I was reading 1 Samuel and realised what an exceptional man Samuel was. By the time we read 1 Samuel 16 he was advanced in years (old). He has had his fair share of heartaches and disappointments as well as many years of joy in serving God as judge (leader) of the nation of Israel. He is experienced and respected by all the people, he has never acted corruptly.
At the start of this chapter (verses 1-13 are shown below from The Message) he is commissioned by the Lord to go and anoint a son of Jesse to be the next king of Israel. We can see a number of features here that make Samuel appear to be, from a godly perspective, an attractive man. Here are a few ideas.
- he has been wallowing in the disappointment of the past, as The Message puts it “moping over Saul.” Yet we see here even as an old man he is open to God’s correction. I have met any people, both old and young, who are stuck in a rut of disappointment – here is a wonderful example of allowing God to challenge and change our heart.

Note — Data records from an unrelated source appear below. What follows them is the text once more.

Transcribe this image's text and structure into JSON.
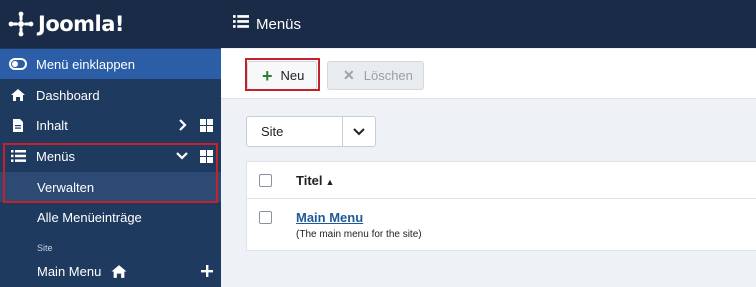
{
  "brand": {
    "name": "Joomla!"
  },
  "header": {
    "title": "Menüs"
  },
  "sidebar": {
    "items": [
      {
        "label": "Menü einklappen",
        "icon": "toggle-icon"
      },
      {
        "label": "Dashboard",
        "icon": "home-icon"
      },
      {
        "label": "Inhalt",
        "icon": "file-icon"
      },
      {
        "label": "Menüs",
        "icon": "list-icon"
      },
      {
        "label": "Verwalten"
      },
      {
        "label": "Alle Menüeinträge"
      }
    ],
    "section_label": "Site",
    "main_menu": {
      "label": "Main Menu"
    }
  },
  "toolbar": {
    "new_label": "Neu",
    "delete_label": "Löschen"
  },
  "filter": {
    "selected": "Site"
  },
  "table": {
    "column_title": "Titel",
    "rows": [
      {
        "title": "Main Menu",
        "description": "(The main menu for the site)"
      }
    ]
  },
  "colors": {
    "sidebar_bg": "#1f3a5f",
    "header_bg": "#1a2b47",
    "active_blue": "#2b5ea6",
    "highlight_red": "#c3222a",
    "link": "#1f5a96"
  }
}
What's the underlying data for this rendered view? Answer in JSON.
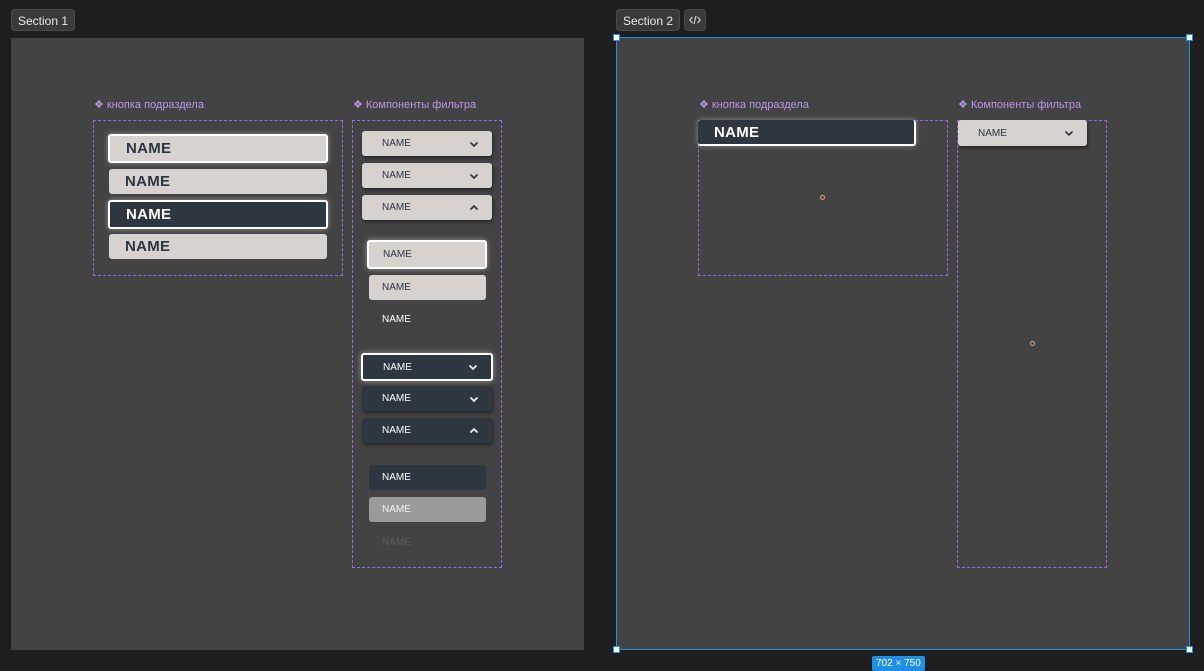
{
  "section1": {
    "tab_label": "Section 1",
    "subsection_button": {
      "label": "кнопка подраздела",
      "buttons": [
        "NAME",
        "NAME",
        "NAME",
        "NAME"
      ]
    },
    "filter": {
      "label": "Компоненты фильтра",
      "dropdowns_light": [
        "NAME",
        "NAME",
        "NAME"
      ],
      "options_light": [
        "NAME",
        "NAME",
        "NAME"
      ],
      "dropdowns_dark": [
        "NAME",
        "NAME",
        "NAME"
      ],
      "options_dark": [
        "NAME",
        "NAME",
        "NAME"
      ]
    }
  },
  "section2": {
    "tab_label": "Section 2",
    "code_icon": "code-icon",
    "subsection_button": {
      "label": "кнопка подраздела",
      "button": "NAME"
    },
    "filter": {
      "label": "Компоненты фильтра",
      "dropdown": "NAME"
    },
    "size_badge": "702 × 750"
  },
  "colors": {
    "canvas": "#1e1e1e",
    "frame": "#434343",
    "component_outline": "#9a6adf",
    "selection": "#1d8fe8",
    "light_button": "#d6d2d0",
    "dark_button": "#2e3640"
  }
}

it would appear he initially thought God would choose a successor to Saul on the same selection criteria as had been used previously – was he tall and good looking? Yet we see he is open to God, he is listening, so he doesn’t make any hasty decisions based upon appearances but allows God to speak and to change his mind. Experience tells me that many old people base much of what they do upon what they have experienced and learned – undoubtedly this is helpful. But what happens when God wants to do it differently? Are you open to allow God to do it his way? Young or old we have to learn listening to God is essential in every sphere of life.
he was afraid of Saul. Fear cripples us. His love for God overcame his fear of man. Fear of God releases us to the liberty of the Spirit and allows us to choose God’s way of doing things – a blessed obedient sacrifice, declaring “not my will but yours.”
There are many other observations we could make. Have a read below and see for yourself.
God addressed Samuel: “So, how long are you going to mope over Saul? You know I’ve rejected him as king over Israel. Fill your flask with anointing oil and get going. I’m sending you to Jesse of Bethlehem. I’ve spotted the very king I want among his sons.”
2-3 “I can’t do that,” said Samuel. “Saul will hear about it and kill me.”
God said, “Take a heifer with you and announce, ‘I’ve come to lead you in worship of God, with this heifer as a sacrifice.’ Make sure Jesse gets invited. I’ll let you know what to do next. I’ll point out the one you are to anoint.”
4 Samuel did what God told him. When he arrived at Bethlehem, the town fathers greeted him, but apprehensively. “Is there something wrong?”
5 “Nothing’s wrong. I’ve come to sacrifice this heifer and lead you in the worship of God. Prepare yourselves, be consecrated, and join me in worship.” He made sure Jesse and his sons were also consecrated and called to worship.
6 When they arrived, Samuel took one look at Eliab and thought, “Here he is! God’s anointed!”
7 But God told Samuel, “Looks aren’t everything. Don’t be impressed with his looks and stature. I’ve already eliminated him. God judges persons differently than humans do. Men and women look at the face; God looks into the heart.”
8 Jesse then called up Abinadab and presented him to Samuel. Samuel said, “This man isn’t God’s choice either.”
9 Next Jesse presented Shammah. Samuel said, “No, this man isn’t either.”
10 Jesse presented his seven sons to Samuel. Samuel was blunt with Jesse, “God hasn’t chosen any of these.”
11 Then he asked Jesse, “Is this it? Are there no more sons?”
“Well, yes, there’s the runt. But he’s out tending the sheep.”
Samuel ordered Jesse, “Go get him. We’re not moving from this spot until he’s here.”
12 Jesse sent for him. He was brought in, the very picture of health—bright-eyed, good-looking.
God said, “Up on your feet! Anoint him! This is the one.”
13 Samuel took his flask of oil and anointed him, with his brothers standing around watching. The Spirit of God entered David like a rush of wind, God vitally empowering him for the rest of his life.
Samuel left and went home to Ramah.